I grew up as a Pentecostal, and this is actually an Australian accent, as you probably realize, I’m not speaking in tongues; though you may doubt that at some point. I don’t know what your experience was, but, my experience was pretty much: what happened on Sunday really had nothing to do with the rest my Christian life in the work place. I was talking to a couple of Regent board members about 6 months ago, maybe a bit longer, 18 months ago, and uh ... you’ve turned that light on me haven’t you? And the Lord said ‘let there be darkness’ and there was. [laughter] Thank you! Good. Ah, this is more important than me, so, I want you to see those images. I asked them, as we were preparing for this meeting, how many of you here on a Sunday morning have anything that has the slightest bit to do with your weekly work life? And one person out of the ten said ‘sometimes’. Now that’s a tragedy. But that was my Christian background. We were waiting for the eschaton; waiting for the rapture. And I remember (some of you have heard this story) when I was about ten or twelve years old, living in Western Australia, the Six Day War was on. Some of you remember the 6 Day War? Israel, Egypt, Armageddon? That kind of stuff? Well, I went to bed one night in the middle of that war and just FULL of eschatological anticipation. I wouldn’t have called it that back then at ten, but that’s what it was. Now I’m old enough to recognize it. Well, in the early hours of the morning, wee hours of the morning, we weren’t that far from a major trucking route, apparently some very large articulated vehicle felt the need to blow their air horn. Bah raaaaah! Well, there I was! I was just ready to go, and [laughter] talk about leaping for the Lord. A very disappointed boy woke up on the wrong side of the ceiling the next morning.
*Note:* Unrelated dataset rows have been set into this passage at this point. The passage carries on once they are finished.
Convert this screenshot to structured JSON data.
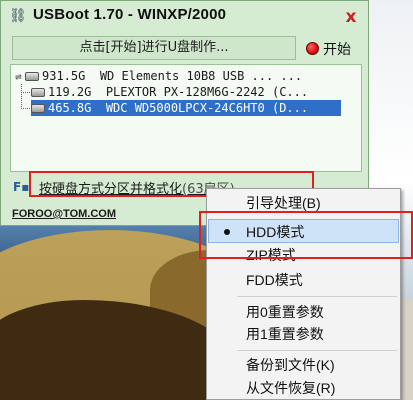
{
  "window": {
    "title": "USBoot 1.70 - WINXP/2000",
    "close_label": "x",
    "hint": "点击[开始]进行U盘制作...",
    "start_label": "开始"
  },
  "drives": [
    {
      "size": "931.5G",
      "name": "WD Elements 10B8 USB ... ...",
      "selected": false
    },
    {
      "size": "119.2G",
      "name": "PLEXTOR PX-128M6G-2242 (C...",
      "selected": false
    },
    {
      "size": "465.8G",
      "name": "WDC WD5000LPCX-24C6HT0 (D...",
      "selected": true
    }
  ],
  "mode_link": {
    "main": "按硬盘方式分区并格式化",
    "suffix": "(63扇区)"
  },
  "email": "FOROO@TOM.COM",
  "menu": {
    "items": [
      {
        "label": "引导处理(B)"
      },
      {
        "label": "HDD模式",
        "checked": true
      },
      {
        "label": "ZIP模式"
      },
      {
        "label": "FDD模式"
      },
      {
        "label": "用0重置参数"
      },
      {
        "label": "用1重置参数"
      },
      {
        "label": "备份到文件(K)"
      },
      {
        "label": "从文件恢复(R)"
      }
    ]
  },
  "colors": {
    "window_bg": "#d6ecd2",
    "selection": "#2f6fc9",
    "highlight_box": "#e02020"
  }
}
That’s what I grew up with. That being Christian was about eventually leaving this place. Then I went to seminary and began to do some study and discovered some other things were going on. Notably, when I read the book of Revelation, I discovered this: What does the new Jerusalem do? You can read it, right there in front of you. Check your Bibles, I haven’t fiddled with the text. The new Jerusalem does what? Comes down out of heaven. Now this is a bit of a shock. You do understand of course that Pentecostals own the title to the book of Revelation. We let you read it provided you pay a poll tax, eh. Now the same applies to Acts chapter 2, that’s our chapter but the one about sharing things with one another, that can belong to somebody else but we’ve got Acts chapter 2, that’s ours. Now, it’s a funny thing isn’t it, how you can read a text and it can be your text that defines who you are and never really see what it says. So what would have happened was, here I am whizzing up into the air and I would of waved at Jesus as he comes down ... heading in other directions.

Now, I’m convinced folks, our eschatology has a huge amount to say about the way we do evangelism. Because it says a great deal about how we view creation. I was talking to Ray about what it means to him to be a first nations person and worshipping, and there are some people in his tradition that get very nervous about feathers and smoke. And I think that grows out of a very faulty, perhaps even pagan, view of the nature of creation. I think if they had more of a Christian view, they might not get so upset about those things ... though I understand it's a little more complex. People who've grown up with certain associations connected to those objects, well, it'll be unsettling for them. But for a generation whose not grown up with those kind of associations, then there's a sense in which these things are pure. It can be then used in the service of worshipping God.